The Yonahlossee Riding Camp for Girls
Anton Disclafani (Adult Fiction)
It’s 1930 and America is in the midst of the Great Depression. The southern wealthy send their girls to the Yonahlossee Riding Camp for Girls, an elite equestrienne boarding school located in the Blue Ridge Mountains of North Carolina. For 15-year old Thea Atwell however, her stay is more punishment than privilege—a repercussion of “the mess” that would impact the lives of those closest to her. With its established social hierarchy and strict moral culture, the Yonahlossee Riding Camp for Girls forces Thea, for the first time in her life, to undertake girlhood friendships and deal with rival animosities.

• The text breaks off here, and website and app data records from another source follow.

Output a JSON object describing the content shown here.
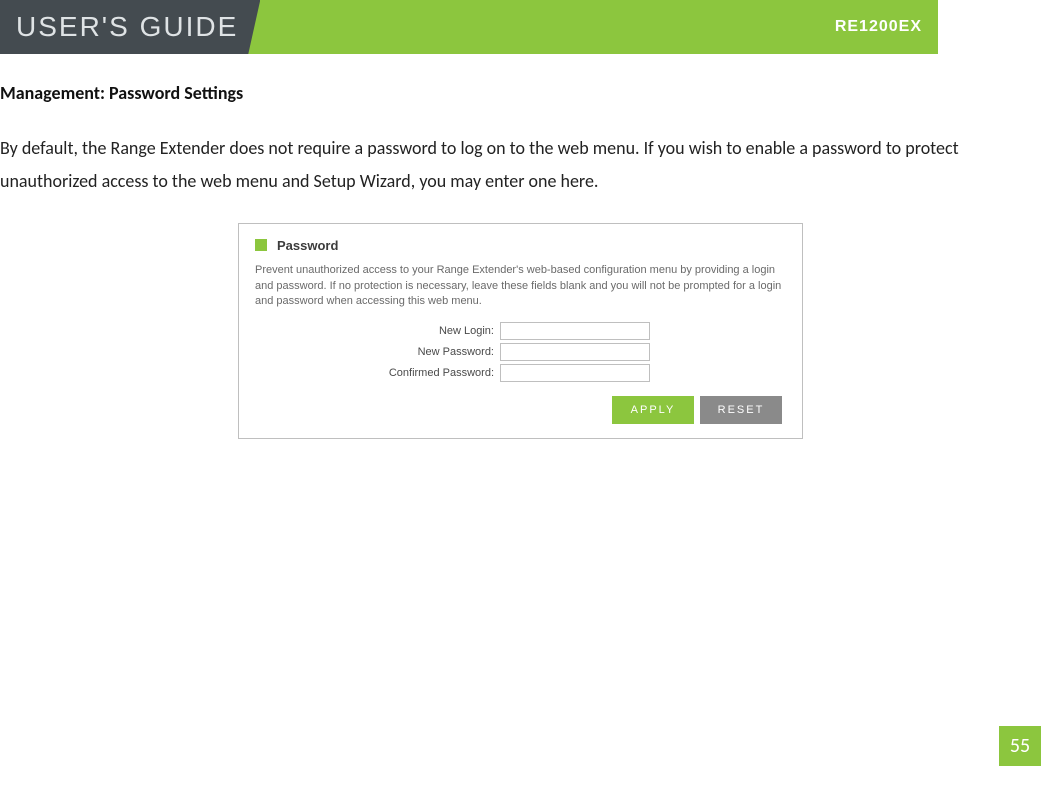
{
  "header": {
    "title": "USER'S GUIDE",
    "model": "RE1200EX"
  },
  "section": {
    "heading": "Management: Password Settings",
    "description": "By default, the Range Extender does not require a password to log on to the web menu. If you wish to enable a password to protect unauthorized access to the web menu and Setup Wizard, you may enter one here."
  },
  "panel": {
    "title": "Password",
    "text": "Prevent unauthorized access to your Range Extender's web-based configuration menu by providing a login and password. If no protection is necessary, leave these fields blank and you will not be prompted for a login and password when accessing this web menu.",
    "fields": {
      "login_label": "New Login:",
      "password_label": "New Password:",
      "confirm_label": "Confirmed Password:",
      "login_value": "",
      "password_value": "",
      "confirm_value": ""
    },
    "buttons": {
      "apply": "APPLY",
      "reset": "RESET"
    }
  },
  "page_number": "55"
}
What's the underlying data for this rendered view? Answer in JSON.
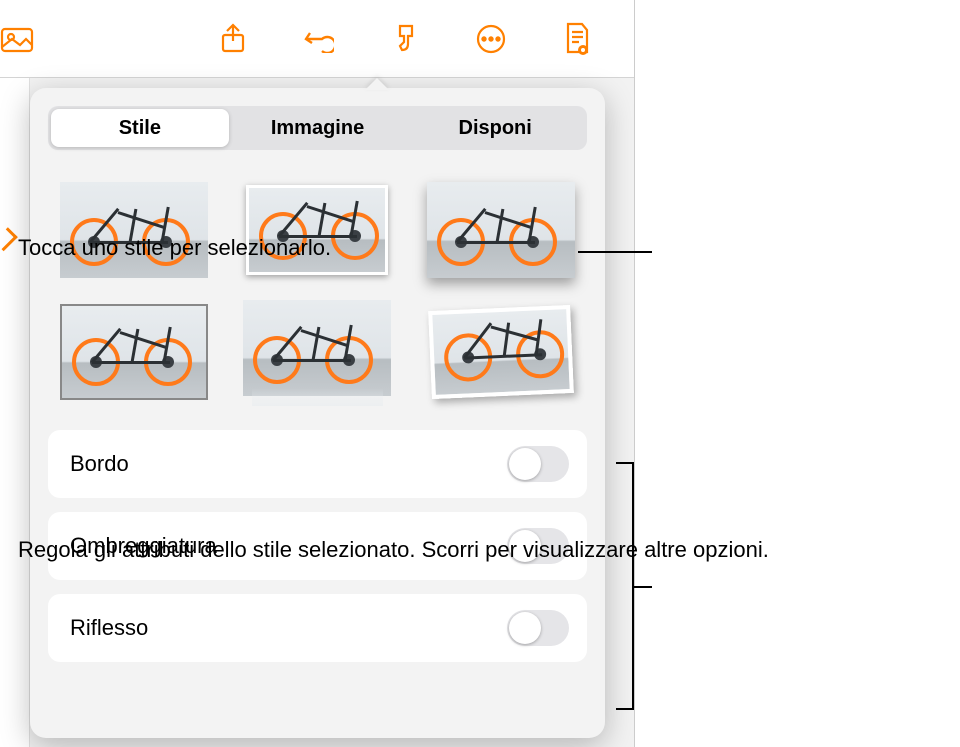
{
  "toolbar": {
    "icons": [
      "media-icon",
      "share-icon",
      "undo-icon",
      "format-brush-icon",
      "more-icon",
      "document-view-icon"
    ]
  },
  "tabs": {
    "style": "Stile",
    "image": "Immagine",
    "arrange": "Disponi"
  },
  "settings": {
    "border": {
      "label": "Bordo",
      "on": false
    },
    "shadow": {
      "label": "Ombreggiatura",
      "on": false
    },
    "reflection": {
      "label": "Riflesso",
      "on": false
    }
  },
  "callouts": {
    "style_tap": "Tocca uno stile per selezionarlo.",
    "attributes": "Regola gli attributi dello stile selezionato. Scorri per visualizzare altre opzioni."
  }
}
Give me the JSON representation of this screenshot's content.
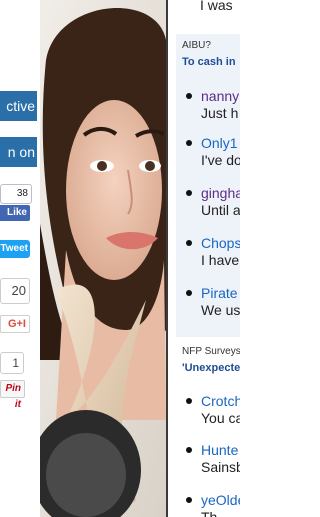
{
  "share": {
    "tab1_label": "ctive",
    "tab2_label": "n on",
    "facebook_count": "38",
    "facebook_like": "Like",
    "tweet_label": "Tweet",
    "gplus_count": "20",
    "gplus_label": "G+I",
    "pin_count": "1",
    "pin_label": "Pin it"
  },
  "ad": {
    "description": "advertisement image"
  },
  "right": {
    "previous_text": "I was",
    "sections": [
      {
        "label": "AIBU?",
        "title": "To cash in",
        "items": [
          {
            "link": "nanny",
            "link_color": "#5b2d86",
            "text": "Just h"
          },
          {
            "link": "Only1",
            "link_color": "#1a66c2",
            "text": "I've do"
          },
          {
            "link": "gingha",
            "link_color": "#5b2d86",
            "text": "Until a"
          },
          {
            "link": "Chops",
            "link_color": "#1a66c2",
            "text": "I have"
          },
          {
            "link": "Pirate",
            "link_color": "#1a66c2",
            "text": "We us"
          }
        ]
      },
      {
        "label": "NFP Surveys",
        "title": "'Unexpecte",
        "items": [
          {
            "link": "Crotch",
            "link_color": "#1a66c2",
            "text": "You ca"
          },
          {
            "link": "Hunte",
            "link_color": "#1a66c2",
            "text": "Sainsb"
          },
          {
            "link": "yeOlde",
            "link_color": "#1a66c2",
            "text": "Th"
          }
        ]
      }
    ]
  }
}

To say this book was disappointing is an understatement. Just shy of 400 pages, it was a futile investment of my time and emotions. Thea is a girl incapable of making good life choices. Although we could easily attribute this to her age and being raised in near total social isolation, we still can’t overlook the fact that at nearly every moral and ethical juncture, she ignores her better instincts and chooses the path that leads to her own self-fulfillment and pleasure—regardless of the consequences. Very seldom does she bear any responsibility for her actions or show the slightest bit of remorse. Unfortunately, the adults in this book don’t fare any better, although the reasons behind some of their decisions (which seem excessive, cruel, or just simply foolish at the time) are explained toward the end of the book. By this time, it is much too late for the reader to scrounge up any vestige of interest or sympathy for these characters.
I’ve noticed this book appearing on several 2018 summer reading lists. Between an unrepentant main character and an unmercifully long story devoid of any moral lessons, this book is better left in the stable than taken to the beach.
*Book cover image attributed to www.goodreads.com